  • Source
    • "Androgens play a central role in the biology of normal prostate development and prostate cancer progression (Shen & Abate-Shen 2010). These hormones mediate their effects through the action of the androgen receptor (AR), a member of the nuclear receptor superfamily of ligand-activated transcription factors (Brinkmann et al. 1999, Lu et al. 2006, Dehm & Tindall 2007). Following androgen binding, AR dissociates from heat-shock proteins and translocates to the nucleus where it binds to androgen response elements (AREs) of target genes in association with coactivators and corepressors to regulate gene expression (Shang et al. 2002, Heemers & Tindall 2007). "
    [Show abstract] [Hide abstract]
    ABSTRACT: The development and growth of prostate cancer is dependent upon androgens, thus the identification of androgen-regulated genes in prostate cancer cells is vital for defining the mechanisms of prostate cancer development and progression, and developing new markers and targets for prostate cancer treatment.

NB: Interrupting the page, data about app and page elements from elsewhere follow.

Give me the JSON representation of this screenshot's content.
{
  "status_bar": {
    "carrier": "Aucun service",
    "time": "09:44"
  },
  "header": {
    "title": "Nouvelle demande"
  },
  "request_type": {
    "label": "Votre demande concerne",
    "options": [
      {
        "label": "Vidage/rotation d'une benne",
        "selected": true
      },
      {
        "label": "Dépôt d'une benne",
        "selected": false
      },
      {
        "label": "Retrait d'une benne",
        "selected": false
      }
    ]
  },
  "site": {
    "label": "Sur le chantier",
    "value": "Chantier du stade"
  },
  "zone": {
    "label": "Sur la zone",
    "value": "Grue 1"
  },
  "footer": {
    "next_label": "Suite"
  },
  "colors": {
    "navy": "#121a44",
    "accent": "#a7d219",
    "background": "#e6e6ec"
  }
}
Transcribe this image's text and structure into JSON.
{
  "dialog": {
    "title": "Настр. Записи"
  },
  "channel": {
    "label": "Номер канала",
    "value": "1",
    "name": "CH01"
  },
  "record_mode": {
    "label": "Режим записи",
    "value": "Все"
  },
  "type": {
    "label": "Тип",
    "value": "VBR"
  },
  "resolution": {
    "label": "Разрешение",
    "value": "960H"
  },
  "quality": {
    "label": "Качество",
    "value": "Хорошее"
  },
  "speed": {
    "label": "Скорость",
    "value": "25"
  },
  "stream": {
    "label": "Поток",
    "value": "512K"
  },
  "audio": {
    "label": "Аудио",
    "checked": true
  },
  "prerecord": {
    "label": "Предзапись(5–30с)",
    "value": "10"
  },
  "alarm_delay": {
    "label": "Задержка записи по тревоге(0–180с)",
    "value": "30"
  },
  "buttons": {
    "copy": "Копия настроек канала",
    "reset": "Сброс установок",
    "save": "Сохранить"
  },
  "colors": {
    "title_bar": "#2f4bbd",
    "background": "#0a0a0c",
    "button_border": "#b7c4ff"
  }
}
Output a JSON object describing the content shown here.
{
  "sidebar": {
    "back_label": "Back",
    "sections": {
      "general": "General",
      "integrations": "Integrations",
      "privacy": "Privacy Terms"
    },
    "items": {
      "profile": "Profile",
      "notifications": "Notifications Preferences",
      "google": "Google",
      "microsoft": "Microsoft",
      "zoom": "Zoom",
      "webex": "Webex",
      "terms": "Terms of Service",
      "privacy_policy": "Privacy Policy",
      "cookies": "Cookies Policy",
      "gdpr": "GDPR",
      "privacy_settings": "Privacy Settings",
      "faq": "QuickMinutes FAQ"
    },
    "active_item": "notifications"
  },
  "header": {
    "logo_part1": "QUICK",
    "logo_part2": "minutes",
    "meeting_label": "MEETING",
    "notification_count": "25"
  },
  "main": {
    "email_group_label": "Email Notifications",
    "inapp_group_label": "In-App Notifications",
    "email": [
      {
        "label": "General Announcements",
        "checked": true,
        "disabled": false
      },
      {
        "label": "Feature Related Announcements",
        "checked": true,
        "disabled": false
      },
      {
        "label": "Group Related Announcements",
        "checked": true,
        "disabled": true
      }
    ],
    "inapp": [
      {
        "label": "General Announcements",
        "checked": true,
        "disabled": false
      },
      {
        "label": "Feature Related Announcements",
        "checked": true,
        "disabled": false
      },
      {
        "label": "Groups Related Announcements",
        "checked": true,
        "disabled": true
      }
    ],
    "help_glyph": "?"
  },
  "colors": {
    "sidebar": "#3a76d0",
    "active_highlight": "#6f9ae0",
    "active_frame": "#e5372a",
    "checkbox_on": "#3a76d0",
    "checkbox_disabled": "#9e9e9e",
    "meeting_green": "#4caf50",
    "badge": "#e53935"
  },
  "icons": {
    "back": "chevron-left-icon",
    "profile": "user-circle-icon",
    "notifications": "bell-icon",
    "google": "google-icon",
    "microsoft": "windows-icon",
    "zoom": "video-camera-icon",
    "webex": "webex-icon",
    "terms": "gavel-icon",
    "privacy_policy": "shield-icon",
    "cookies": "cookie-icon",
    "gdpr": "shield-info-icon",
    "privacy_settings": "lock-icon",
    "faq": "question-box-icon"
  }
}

Glycine N-methyltransferase (GNMT) is a S-adenosylmethionine-dependent methyltransferase that has recently been identified as a novel androgen-regulated gene in prostate cancer cells. Although the importance of this protein in prostate cancer progression has been extensively addressed, little is known about the mechanism of its androgen regulation. Here we show that GNMT expression is stimulated by androgen in AR-expressing cells and that the stimulation occurs at the mRNA and protein levels. We have identified an androgen-response element within the first exon of the GNMT gene and show that AR binds to this element in vitro and in vivo. Together, these studies identify GNMT as a direct transcriptional target of the AR. As this is an evolutionarily conserved regulatory element, this highlights androgen regulation as an important feature of GNMT regulation.

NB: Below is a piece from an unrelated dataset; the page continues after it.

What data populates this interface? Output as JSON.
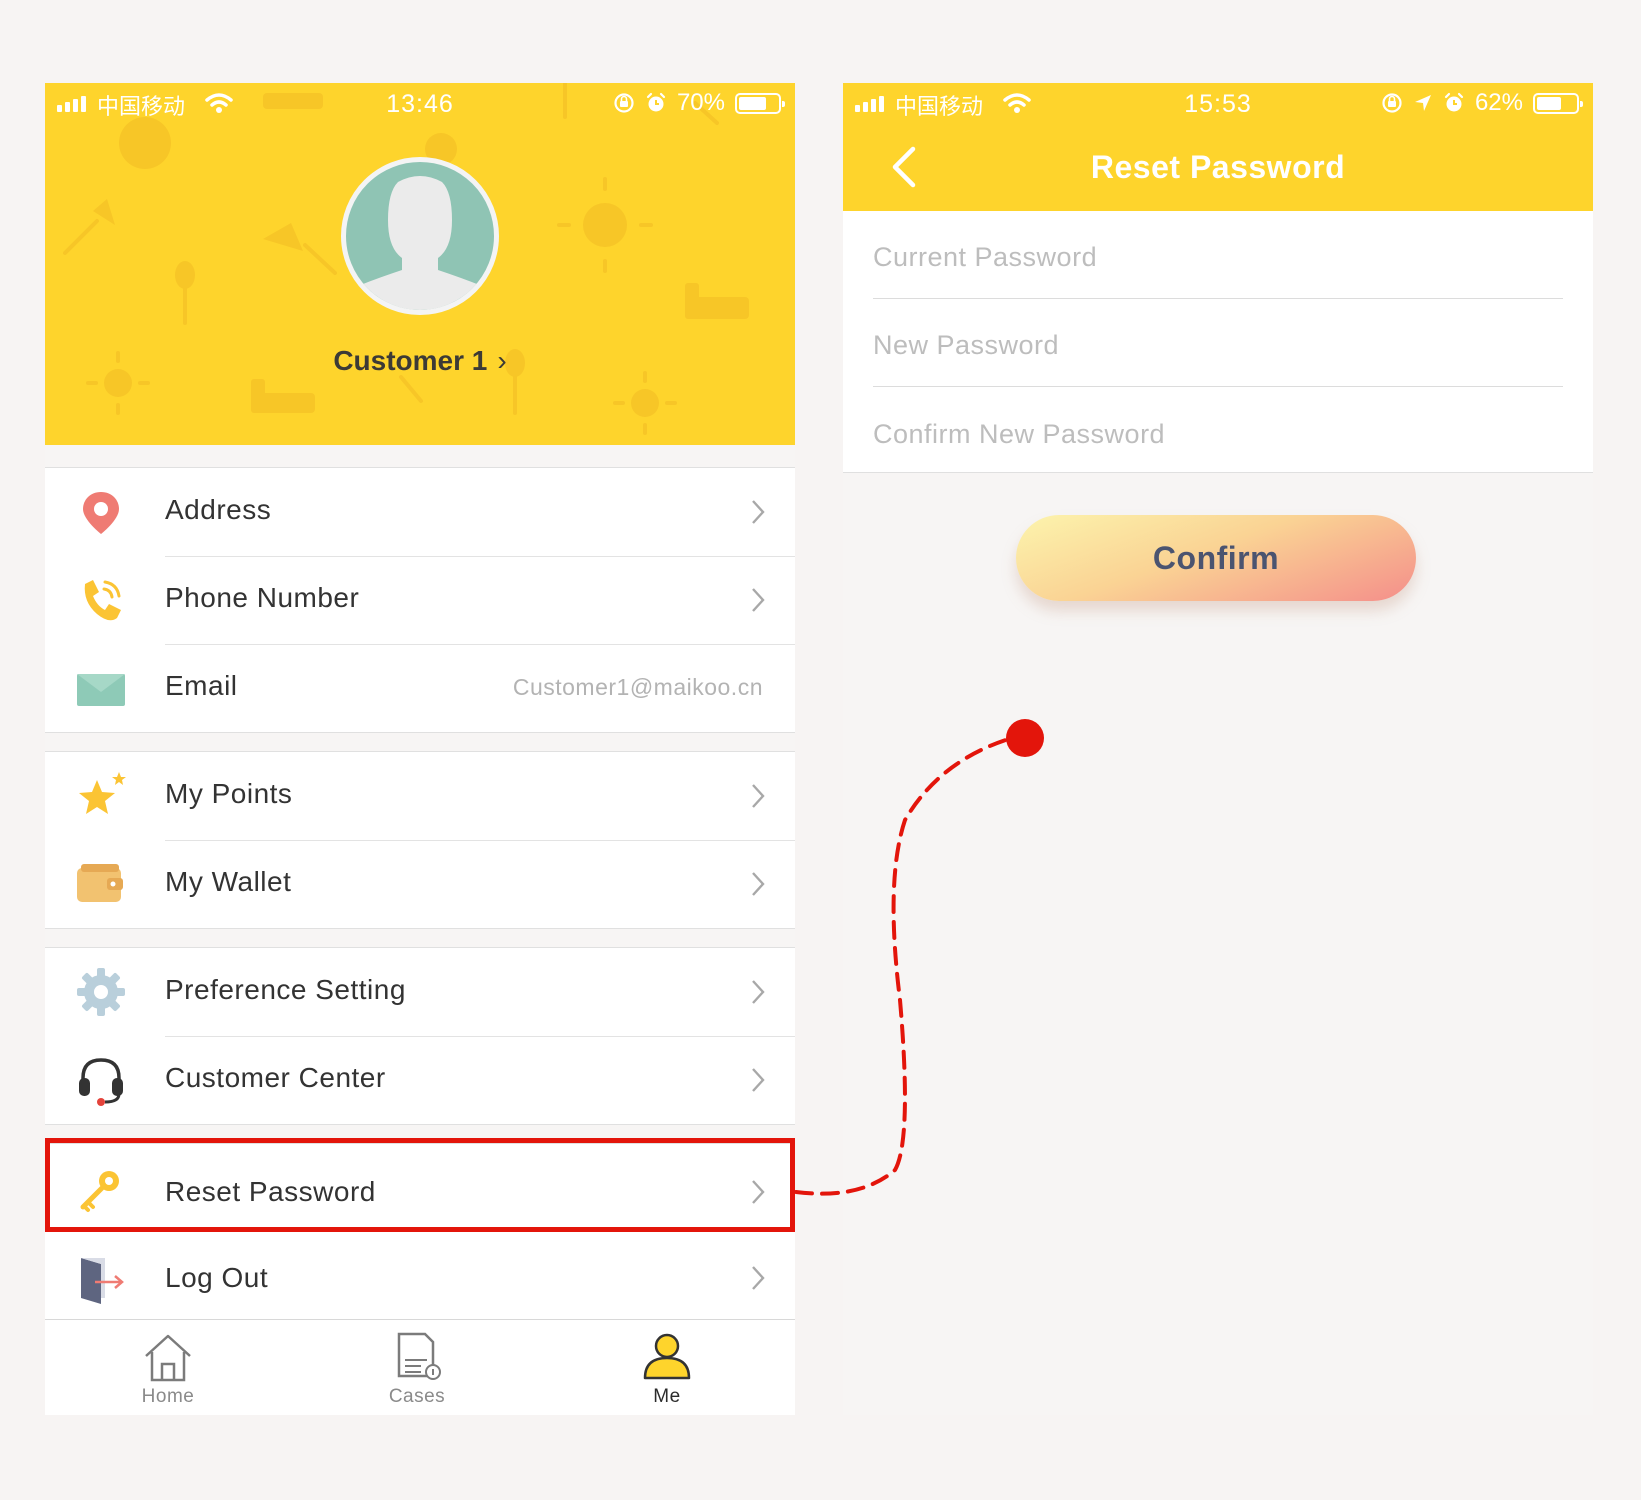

    Journal of Molecular Endocrinology 08/2013; 51(3). DOI:10.1530/JME-13-0169 · 3.62 Impact Factor
Show more